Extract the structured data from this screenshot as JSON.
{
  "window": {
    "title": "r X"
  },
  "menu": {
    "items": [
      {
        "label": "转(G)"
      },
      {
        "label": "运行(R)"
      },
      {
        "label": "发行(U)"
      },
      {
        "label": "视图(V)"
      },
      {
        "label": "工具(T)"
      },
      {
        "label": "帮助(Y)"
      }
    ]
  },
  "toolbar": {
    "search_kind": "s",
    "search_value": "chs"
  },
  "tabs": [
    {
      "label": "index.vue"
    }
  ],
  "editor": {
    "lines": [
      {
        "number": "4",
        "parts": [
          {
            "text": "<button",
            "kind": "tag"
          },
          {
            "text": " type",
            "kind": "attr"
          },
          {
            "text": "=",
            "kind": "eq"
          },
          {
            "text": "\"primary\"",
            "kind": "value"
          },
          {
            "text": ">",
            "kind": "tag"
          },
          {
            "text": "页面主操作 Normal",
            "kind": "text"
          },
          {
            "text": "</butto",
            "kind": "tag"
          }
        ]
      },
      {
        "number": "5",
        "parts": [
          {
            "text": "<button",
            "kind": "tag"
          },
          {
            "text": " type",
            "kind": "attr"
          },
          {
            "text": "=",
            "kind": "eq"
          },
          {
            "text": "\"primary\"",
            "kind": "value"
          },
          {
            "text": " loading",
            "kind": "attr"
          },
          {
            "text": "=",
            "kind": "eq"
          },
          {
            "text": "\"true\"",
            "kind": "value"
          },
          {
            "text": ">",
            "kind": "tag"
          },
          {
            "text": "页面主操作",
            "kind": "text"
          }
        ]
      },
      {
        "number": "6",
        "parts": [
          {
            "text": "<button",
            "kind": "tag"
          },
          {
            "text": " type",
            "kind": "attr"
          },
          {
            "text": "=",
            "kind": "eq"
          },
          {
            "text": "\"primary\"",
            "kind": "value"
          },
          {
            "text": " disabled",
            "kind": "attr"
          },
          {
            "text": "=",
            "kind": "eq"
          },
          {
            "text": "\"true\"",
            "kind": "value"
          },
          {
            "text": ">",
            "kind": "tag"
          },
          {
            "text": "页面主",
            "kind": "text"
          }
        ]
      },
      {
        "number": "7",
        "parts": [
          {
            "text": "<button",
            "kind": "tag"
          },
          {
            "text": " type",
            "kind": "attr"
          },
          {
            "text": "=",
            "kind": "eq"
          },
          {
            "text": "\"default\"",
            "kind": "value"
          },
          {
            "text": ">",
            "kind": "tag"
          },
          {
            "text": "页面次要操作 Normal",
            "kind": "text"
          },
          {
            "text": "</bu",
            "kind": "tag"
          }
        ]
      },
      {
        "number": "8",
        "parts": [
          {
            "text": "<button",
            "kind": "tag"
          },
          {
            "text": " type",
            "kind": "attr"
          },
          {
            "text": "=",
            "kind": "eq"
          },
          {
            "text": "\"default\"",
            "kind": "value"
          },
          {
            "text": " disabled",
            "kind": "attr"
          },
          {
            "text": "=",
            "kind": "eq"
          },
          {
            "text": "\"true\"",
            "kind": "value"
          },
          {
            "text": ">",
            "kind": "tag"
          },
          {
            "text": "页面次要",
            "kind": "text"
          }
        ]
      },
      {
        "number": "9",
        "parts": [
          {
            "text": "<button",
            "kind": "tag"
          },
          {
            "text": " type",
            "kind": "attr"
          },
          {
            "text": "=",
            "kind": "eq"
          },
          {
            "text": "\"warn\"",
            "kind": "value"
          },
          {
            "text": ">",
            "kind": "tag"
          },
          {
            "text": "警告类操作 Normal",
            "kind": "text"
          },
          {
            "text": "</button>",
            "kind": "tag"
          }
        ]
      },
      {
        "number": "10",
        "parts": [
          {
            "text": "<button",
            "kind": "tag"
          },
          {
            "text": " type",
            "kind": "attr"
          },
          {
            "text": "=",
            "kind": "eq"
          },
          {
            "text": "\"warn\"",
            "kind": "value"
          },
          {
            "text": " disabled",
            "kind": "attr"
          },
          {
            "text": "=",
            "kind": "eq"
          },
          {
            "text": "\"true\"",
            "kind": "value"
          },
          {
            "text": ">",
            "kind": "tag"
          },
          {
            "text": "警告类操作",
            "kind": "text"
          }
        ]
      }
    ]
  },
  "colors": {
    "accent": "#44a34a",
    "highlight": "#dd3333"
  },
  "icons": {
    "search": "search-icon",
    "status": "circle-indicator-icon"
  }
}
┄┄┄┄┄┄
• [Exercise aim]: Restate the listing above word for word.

• [Task response]:
Extract the structured data from this screenshot as JSON.
{
  "window": {
    "title": "r X"
  },
  "menu": {
    "items": [
      {
        "label": "转(G)"
      },
      {
        "label": "运行(R)"
      },
      {
        "label": "发行(U)"
      },
      {
        "label": "视图(V)"
      },
      {
        "label": "工具(T)"
      },
      {
        "label": "帮助(Y)"
      }
    ]
  },
  "toolbar": {
    "search_kind": "s",
    "search_value": "chs"
  },
  "tabs": [
    {
      "label": "index.vue"
    }
  ],
  "editor": {
    "lines": [
      {
        "number": "4",
        "parts": [
          {
            "text": "<button",
            "kind": "tag"
          },
          {
            "text": " type",
            "kind": "attr"
          },
          {
            "text": "=",
            "kind": "eq"
          },
          {
            "text": "\"primary\"",
            "kind": "value"
          },
          {
            "text": ">",
            "kind": "tag"
          },
          {
            "text": "页面主操作 Normal",
            "kind": "text"
          },
          {
            "text": "</butto",
            "kind": "tag"
          }
        ]
      },
      {
        "number": "5",
        "parts": [
          {
            "text": "<button",
            "kind": "tag"
          },
          {
            "text": " type",
            "kind": "attr"
          },
          {
            "text": "=",
            "kind": "eq"
          },
          {
            "text": "\"primary\"",
            "kind": "value"
          },
          {
            "text": " loading",
            "kind": "attr"
          },
          {
            "text": "=",
            "kind": "eq"
          },
          {
            "text": "\"true\"",
            "kind": "value"
          },
          {
            "text": ">",
            "kind": "tag"
          },
          {
            "text": "页面主操作",
            "kind": "text"
          }
        ]
      },
      {
        "number": "6",
        "parts": [
          {
            "text": "<button",
            "kind": "tag"
          },
          {
            "text": " type",
            "kind": "attr"
          },
          {
            "text": "=",
            "kind": "eq"
          },
          {
            "text": "\"primary\"",
            "kind": "value"
          },
          {
            "text": " disabled",
            "kind": "attr"
          },
          {
            "text": "=",
            "kind": "eq"
          },
          {
            "text": "\"true\"",
            "kind": "value"
          },
          {
            "text": ">",
            "kind": "tag"
          },
          {
            "text": "页面主",
            "kind": "text"
          }
        ]
      },
      {
        "number": "7",
        "parts": [
          {
            "text": "<button",
            "kind": "tag"
          },
          {
            "text": " type",
            "kind": "attr"
          },
          {
            "text": "=",
            "kind": "eq"
          },
          {
            "text": "\"default\"",
            "kind": "value"
          },
          {
            "text": ">",
            "kind": "tag"
          },
          {
            "text": "页面次要操作 Normal",
            "kind": "text"
          },
          {
            "text": "</bu",
            "kind": "tag"
          }
        ]
      },
      {
        "number": "8",
        "parts": [
          {
            "text": "<button",
            "kind": "tag"
          },
          {
            "text": " type",
            "kind": "attr"
          },
          {
            "text": "=",
            "kind": "eq"
          },
          {
            "text": "\"default\"",
            "kind": "value"
          },
          {
            "text": " disabled",
            "kind": "attr"
          },
          {
            "text": "=",
            "kind": "eq"
          },
          {
            "text": "\"true\"",
            "kind": "value"
          },
          {
            "text": ">",
            "kind": "tag"
          },
          {
            "text": "页面次要",
            "kind": "text"
          }
        ]
      },
      {
        "number": "9",
        "parts": [
          {
            "text": "<button",
            "kind": "tag"
          },
          {
            "text": " type",
            "kind": "attr"
          },
          {
            "text": "=",
            "kind": "eq"
          },
          {
            "text": "\"warn\"",
            "kind": "value"
          },
          {
            "text": ">",
            "kind": "tag"
          },
          {
            "text": "警告类操作 Normal",
            "kind": "text"
          },
          {
            "text": "</button>",
            "kind": "tag"
          }
        ]
      },
      {
        "number": "10",
        "parts": [
          {
            "text": "<button",
            "kind": "tag"
          },
          {
            "text": " type",
            "kind": "attr"
          },
          {
            "text": "=",
            "kind": "eq"
          },
          {
            "text": "\"warn\"",
            "kind": "value"
          },
          {
            "text": " disabled",
            "kind": "attr"
          },
          {
            "text": "=",
            "kind": "eq"
          },
          {
            "text": "\"true\"",
            "kind": "value"
          },
          {
            "text": ">",
            "kind": "tag"
          },
          {
            "text": "警告类操作",
            "kind": "text"
          }
        ]
      }
    ]
  },
  "colors": {
    "accent": "#44a34a",
    "highlight": "#dd3333"
  },
  "icons": {
    "search": "search-icon",
    "status": "circle-indicator-icon"
  }
}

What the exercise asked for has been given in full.